Recorded information:
※ ※ ※
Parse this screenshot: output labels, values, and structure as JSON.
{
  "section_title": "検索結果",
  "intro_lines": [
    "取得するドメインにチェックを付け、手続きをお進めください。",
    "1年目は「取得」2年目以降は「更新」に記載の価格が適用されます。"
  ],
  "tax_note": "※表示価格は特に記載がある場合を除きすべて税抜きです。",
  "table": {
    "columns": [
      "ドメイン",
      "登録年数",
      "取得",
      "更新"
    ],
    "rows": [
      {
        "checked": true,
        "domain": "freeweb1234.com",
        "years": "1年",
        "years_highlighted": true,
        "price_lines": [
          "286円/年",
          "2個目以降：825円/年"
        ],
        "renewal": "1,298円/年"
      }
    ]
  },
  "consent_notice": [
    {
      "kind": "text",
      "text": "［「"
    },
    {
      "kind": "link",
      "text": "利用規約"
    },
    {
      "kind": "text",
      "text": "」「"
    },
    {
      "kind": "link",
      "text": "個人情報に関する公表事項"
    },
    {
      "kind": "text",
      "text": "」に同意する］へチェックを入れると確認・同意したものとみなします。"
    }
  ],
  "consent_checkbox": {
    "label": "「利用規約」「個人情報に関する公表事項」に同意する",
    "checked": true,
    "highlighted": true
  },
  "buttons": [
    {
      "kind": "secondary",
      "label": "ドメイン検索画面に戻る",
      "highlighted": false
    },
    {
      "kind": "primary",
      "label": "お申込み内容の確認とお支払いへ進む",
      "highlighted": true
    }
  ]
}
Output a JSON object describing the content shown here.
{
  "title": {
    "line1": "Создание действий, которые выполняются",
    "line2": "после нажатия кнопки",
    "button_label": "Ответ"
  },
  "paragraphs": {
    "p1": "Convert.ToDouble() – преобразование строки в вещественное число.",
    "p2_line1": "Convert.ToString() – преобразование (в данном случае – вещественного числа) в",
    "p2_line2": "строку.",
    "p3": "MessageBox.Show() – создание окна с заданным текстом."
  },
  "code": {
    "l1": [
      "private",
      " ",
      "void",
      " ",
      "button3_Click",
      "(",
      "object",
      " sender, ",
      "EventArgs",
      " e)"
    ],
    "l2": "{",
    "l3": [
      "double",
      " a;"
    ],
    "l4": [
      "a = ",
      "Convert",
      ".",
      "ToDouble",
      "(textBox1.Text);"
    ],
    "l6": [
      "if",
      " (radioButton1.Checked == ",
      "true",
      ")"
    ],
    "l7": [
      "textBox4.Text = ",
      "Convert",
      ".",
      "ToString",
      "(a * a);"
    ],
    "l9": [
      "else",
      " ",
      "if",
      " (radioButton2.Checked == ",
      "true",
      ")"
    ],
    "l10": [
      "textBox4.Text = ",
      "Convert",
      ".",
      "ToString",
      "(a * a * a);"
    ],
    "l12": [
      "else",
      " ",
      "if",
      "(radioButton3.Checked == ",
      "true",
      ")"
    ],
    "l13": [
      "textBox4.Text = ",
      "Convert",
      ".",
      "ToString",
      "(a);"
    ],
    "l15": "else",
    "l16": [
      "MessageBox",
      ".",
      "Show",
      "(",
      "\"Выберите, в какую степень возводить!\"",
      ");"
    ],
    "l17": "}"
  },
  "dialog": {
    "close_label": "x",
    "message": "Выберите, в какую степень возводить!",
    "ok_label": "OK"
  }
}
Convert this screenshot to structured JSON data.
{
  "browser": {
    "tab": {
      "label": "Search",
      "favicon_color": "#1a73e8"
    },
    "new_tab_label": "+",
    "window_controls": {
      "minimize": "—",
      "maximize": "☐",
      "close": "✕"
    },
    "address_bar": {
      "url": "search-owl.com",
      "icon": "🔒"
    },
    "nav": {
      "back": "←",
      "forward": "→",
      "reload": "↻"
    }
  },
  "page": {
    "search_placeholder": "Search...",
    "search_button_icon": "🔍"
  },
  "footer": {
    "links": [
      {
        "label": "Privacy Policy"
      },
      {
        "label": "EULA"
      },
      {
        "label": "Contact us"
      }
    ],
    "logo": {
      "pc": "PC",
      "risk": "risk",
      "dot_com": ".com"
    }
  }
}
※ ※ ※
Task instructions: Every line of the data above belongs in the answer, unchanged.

Task solution:
Parse this screenshot: output labels, values, and structure as JSON.
{
  "section_title": "検索結果",
  "intro_lines": [
    "取得するドメインにチェックを付け、手続きをお進めください。",
    "1年目は「取得」2年目以降は「更新」に記載の価格が適用されます。"
  ],
  "tax_note": "※表示価格は特に記載がある場合を除きすべて税抜きです。",
  "table": {
    "columns": [
      "ドメイン",
      "登録年数",
      "取得",
      "更新"
    ],
    "rows": [
      {
        "checked": true,
        "domain": "freeweb1234.com",
        "years": "1年",
        "years_highlighted": true,
        "price_lines": [
          "286円/年",
          "2個目以降：825円/年"
        ],
        "renewal": "1,298円/年"
      }
    ]
  },
  "consent_notice": [
    {
      "kind": "text",
      "text": "［「"
    },
    {
      "kind": "link",
      "text": "利用規約"
    },
    {
      "kind": "text",
      "text": "」「"
    },
    {
      "kind": "link",
      "text": "個人情報に関する公表事項"
    },
    {
      "kind": "text",
      "text": "」に同意する］へチェックを入れると確認・同意したものとみなします。"
    }
  ],
  "consent_checkbox": {
    "label": "「利用規約」「個人情報に関する公表事項」に同意する",
    "checked": true,
    "highlighted": true
  },
  "buttons": [
    {
      "kind": "secondary",
      "label": "ドメイン検索画面に戻る",
      "highlighted": false
    },
    {
      "kind": "primary",
      "label": "お申込み内容の確認とお支払いへ進む",
      "highlighted": true
    }
  ]
}
Output a JSON object describing the content shown here.
{
  "title": {
    "line1": "Создание действий, которые выполняются",
    "line2": "после нажатия кнопки",
    "button_label": "Ответ"
  },
  "paragraphs": {
    "p1": "Convert.ToDouble() – преобразование строки в вещественное число.",
    "p2_line1": "Convert.ToString() – преобразование (в данном случае – вещественного числа) в",
    "p2_line2": "строку.",
    "p3": "MessageBox.Show() – создание окна с заданным текстом."
  },
  "code": {
    "l1": [
      "private",
      " ",
      "void",
      " ",
      "button3_Click",
      "(",
      "object",
      " sender, ",
      "EventArgs",
      " e)"
    ],
    "l2": "{",
    "l3": [
      "double",
      " a;"
    ],
    "l4": [
      "a = ",
      "Convert",
      ".",
      "ToDouble",
      "(textBox1.Text);"
    ],
    "l6": [
      "if",
      " (radioButton1.Checked == ",
      "true",
      ")"
    ],
    "l7": [
      "textBox4.Text = ",
      "Convert",
      ".",
      "ToString",
      "(a * a);"
    ],
    "l9": [
      "else",
      " ",
      "if",
      " (radioButton2.Checked == ",
      "true",
      ")"
    ],
    "l10": [
      "textBox4.Text = ",
      "Convert",
      ".",
      "ToString",
      "(a * a * a);"
    ],
    "l12": [
      "else",
      " ",
      "if",
      "(radioButton3.Checked == ",
      "true",
      ")"
    ],
    "l13": [
      "textBox4.Text = ",
      "Convert",
      ".",
      "ToString",
      "(a);"
    ],
    "l15": "else",
    "l16": [
      "MessageBox",
      ".",
      "Show",
      "(",
      "\"Выберите, в какую степень возводить!\"",
      ");"
    ],
    "l17": "}"
  },
  "dialog": {
    "close_label": "x",
    "message": "Выберите, в какую степень возводить!",
    "ok_label": "OK"
  }
}
Convert this screenshot to structured JSON data.
{
  "browser": {
    "tab": {
      "label": "Search",
      "favicon_color": "#1a73e8"
    },
    "new_tab_label": "+",
    "window_controls": {
      "minimize": "—",
      "maximize": "☐",
      "close": "✕"
    },
    "address_bar": {
      "url": "search-owl.com",
      "icon": "🔒"
    },
    "nav": {
      "back": "←",
      "forward": "→",
      "reload": "↻"
    }
  },
  "page": {
    "search_placeholder": "Search...",
    "search_button_icon": "🔍"
  },
  "footer": {
    "links": [
      {
        "label": "Privacy Policy"
      },
      {
        "label": "EULA"
      },
      {
        "label": "Contact us"
      }
    ],
    "logo": {
      "pc": "PC",
      "risk": "risk",
      "dot_com": ".com"
    }
  }
}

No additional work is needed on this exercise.